WORK INSTRUCTION -> In the data below, find each line containing the string "JSON" and return it.

GIVEN RECORDS ->

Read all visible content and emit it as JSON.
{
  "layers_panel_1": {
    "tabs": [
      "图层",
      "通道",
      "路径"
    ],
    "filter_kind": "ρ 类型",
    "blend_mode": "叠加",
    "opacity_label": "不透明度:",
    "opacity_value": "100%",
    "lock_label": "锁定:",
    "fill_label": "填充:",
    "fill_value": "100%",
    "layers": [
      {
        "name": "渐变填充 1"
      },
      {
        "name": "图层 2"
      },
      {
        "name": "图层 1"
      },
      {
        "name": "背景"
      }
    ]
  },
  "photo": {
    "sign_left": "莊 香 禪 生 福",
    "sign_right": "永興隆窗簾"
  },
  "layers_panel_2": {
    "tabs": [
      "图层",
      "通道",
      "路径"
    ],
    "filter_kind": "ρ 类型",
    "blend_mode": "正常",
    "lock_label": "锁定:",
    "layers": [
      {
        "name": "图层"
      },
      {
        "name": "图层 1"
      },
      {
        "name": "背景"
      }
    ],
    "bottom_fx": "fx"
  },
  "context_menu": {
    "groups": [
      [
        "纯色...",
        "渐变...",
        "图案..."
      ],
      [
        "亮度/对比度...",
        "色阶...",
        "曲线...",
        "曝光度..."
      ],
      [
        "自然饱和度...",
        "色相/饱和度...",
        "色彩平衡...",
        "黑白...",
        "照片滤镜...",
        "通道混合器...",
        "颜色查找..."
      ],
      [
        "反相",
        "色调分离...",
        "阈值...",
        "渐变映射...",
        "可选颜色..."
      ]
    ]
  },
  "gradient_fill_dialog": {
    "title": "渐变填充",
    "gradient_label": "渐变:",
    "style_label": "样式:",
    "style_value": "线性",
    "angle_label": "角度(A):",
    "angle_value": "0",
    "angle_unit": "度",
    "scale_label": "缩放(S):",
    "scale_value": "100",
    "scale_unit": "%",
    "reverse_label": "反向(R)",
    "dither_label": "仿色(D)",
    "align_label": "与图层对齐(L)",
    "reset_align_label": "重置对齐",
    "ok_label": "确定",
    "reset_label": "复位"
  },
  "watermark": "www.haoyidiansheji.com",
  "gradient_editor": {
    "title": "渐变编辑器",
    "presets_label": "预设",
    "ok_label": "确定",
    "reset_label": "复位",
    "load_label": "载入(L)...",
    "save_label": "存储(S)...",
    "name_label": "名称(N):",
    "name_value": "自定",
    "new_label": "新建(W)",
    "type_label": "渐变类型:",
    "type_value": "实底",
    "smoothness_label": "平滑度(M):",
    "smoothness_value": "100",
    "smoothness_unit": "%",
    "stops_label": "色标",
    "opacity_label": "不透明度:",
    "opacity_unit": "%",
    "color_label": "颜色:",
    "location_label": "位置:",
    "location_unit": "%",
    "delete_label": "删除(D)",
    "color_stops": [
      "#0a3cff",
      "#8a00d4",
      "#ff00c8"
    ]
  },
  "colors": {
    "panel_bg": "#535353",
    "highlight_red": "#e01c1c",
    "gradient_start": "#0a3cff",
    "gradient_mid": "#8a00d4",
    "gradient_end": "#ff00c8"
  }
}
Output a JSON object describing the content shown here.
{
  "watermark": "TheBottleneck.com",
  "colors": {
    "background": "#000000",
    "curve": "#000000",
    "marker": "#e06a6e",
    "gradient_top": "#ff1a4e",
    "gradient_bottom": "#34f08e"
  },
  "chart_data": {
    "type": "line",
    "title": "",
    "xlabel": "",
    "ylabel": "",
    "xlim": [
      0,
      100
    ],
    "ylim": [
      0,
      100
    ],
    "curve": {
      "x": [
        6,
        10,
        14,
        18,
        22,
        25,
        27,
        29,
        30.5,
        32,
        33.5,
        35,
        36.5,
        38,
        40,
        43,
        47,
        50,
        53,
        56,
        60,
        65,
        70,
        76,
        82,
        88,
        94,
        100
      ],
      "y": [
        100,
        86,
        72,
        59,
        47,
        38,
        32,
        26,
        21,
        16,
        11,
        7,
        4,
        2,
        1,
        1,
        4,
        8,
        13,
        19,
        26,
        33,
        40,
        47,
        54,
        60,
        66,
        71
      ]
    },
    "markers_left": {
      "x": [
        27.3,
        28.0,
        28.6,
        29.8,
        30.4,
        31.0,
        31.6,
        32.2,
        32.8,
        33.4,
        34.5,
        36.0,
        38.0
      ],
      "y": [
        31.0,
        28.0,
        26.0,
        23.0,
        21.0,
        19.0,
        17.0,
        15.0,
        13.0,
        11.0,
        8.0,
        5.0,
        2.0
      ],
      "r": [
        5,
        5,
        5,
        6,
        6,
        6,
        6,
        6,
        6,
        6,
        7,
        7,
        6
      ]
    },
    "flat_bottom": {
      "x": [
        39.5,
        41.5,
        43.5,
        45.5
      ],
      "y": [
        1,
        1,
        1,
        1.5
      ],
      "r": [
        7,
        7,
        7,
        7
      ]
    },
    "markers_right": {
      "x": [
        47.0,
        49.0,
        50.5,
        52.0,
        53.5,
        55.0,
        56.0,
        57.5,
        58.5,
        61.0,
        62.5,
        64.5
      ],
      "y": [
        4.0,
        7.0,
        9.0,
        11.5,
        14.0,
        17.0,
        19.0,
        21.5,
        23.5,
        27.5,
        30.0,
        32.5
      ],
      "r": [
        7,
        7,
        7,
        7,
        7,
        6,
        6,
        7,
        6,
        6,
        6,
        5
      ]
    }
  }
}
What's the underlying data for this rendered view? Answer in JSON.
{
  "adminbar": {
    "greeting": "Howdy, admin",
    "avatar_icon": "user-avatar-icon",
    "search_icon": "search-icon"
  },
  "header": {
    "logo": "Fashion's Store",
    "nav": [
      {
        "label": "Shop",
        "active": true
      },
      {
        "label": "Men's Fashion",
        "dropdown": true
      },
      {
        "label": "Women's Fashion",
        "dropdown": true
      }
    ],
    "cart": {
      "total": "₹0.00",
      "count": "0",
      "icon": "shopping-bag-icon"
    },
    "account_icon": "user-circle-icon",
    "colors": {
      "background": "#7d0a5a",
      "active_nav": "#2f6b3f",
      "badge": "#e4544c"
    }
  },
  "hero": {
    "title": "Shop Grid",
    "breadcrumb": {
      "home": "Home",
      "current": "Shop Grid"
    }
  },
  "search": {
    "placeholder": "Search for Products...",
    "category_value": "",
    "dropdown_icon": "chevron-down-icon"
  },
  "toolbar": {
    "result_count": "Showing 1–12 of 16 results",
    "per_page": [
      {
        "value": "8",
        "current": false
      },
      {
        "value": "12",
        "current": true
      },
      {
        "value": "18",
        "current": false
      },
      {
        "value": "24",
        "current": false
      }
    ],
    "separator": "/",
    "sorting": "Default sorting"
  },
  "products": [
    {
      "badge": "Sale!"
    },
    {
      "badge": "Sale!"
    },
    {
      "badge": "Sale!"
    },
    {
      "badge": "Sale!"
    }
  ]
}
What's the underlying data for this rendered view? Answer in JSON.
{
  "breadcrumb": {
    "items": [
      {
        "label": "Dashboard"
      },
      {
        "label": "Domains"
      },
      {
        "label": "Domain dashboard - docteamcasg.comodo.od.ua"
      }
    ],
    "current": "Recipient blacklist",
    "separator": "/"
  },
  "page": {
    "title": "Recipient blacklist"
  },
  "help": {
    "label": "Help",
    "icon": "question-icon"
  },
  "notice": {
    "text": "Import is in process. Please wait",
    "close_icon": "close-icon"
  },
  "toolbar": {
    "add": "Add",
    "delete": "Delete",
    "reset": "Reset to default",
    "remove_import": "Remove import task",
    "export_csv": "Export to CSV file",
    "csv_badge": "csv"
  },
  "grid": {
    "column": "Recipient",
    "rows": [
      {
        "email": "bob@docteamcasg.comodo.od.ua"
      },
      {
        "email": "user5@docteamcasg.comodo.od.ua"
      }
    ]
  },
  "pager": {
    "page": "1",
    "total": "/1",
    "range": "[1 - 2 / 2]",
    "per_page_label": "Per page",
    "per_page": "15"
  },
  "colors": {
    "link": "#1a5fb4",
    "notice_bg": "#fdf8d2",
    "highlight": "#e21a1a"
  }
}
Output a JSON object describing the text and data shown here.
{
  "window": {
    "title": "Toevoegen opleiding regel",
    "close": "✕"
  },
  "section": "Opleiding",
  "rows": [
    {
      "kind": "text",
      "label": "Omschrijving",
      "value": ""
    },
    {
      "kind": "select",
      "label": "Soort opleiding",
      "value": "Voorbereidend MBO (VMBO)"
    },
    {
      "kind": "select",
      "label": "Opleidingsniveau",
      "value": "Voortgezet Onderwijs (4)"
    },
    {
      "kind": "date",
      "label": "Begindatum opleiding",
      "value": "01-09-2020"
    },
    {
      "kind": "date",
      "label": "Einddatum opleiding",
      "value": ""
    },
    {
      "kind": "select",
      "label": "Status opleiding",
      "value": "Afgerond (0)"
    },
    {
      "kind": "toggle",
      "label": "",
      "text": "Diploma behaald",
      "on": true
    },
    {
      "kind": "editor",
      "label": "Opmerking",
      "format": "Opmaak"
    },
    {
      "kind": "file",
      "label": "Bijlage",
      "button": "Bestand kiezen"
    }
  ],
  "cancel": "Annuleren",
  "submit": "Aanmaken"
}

FINISHED EXERCISE ->
Read all visible content and emit it as JSON.
Output a JSON object describing the content shown here.
What's the underlying data for this rendered view? Answer in JSON.
What's the underlying data for this rendered view? Answer in JSON.
Output a JSON object describing the text and data shown here.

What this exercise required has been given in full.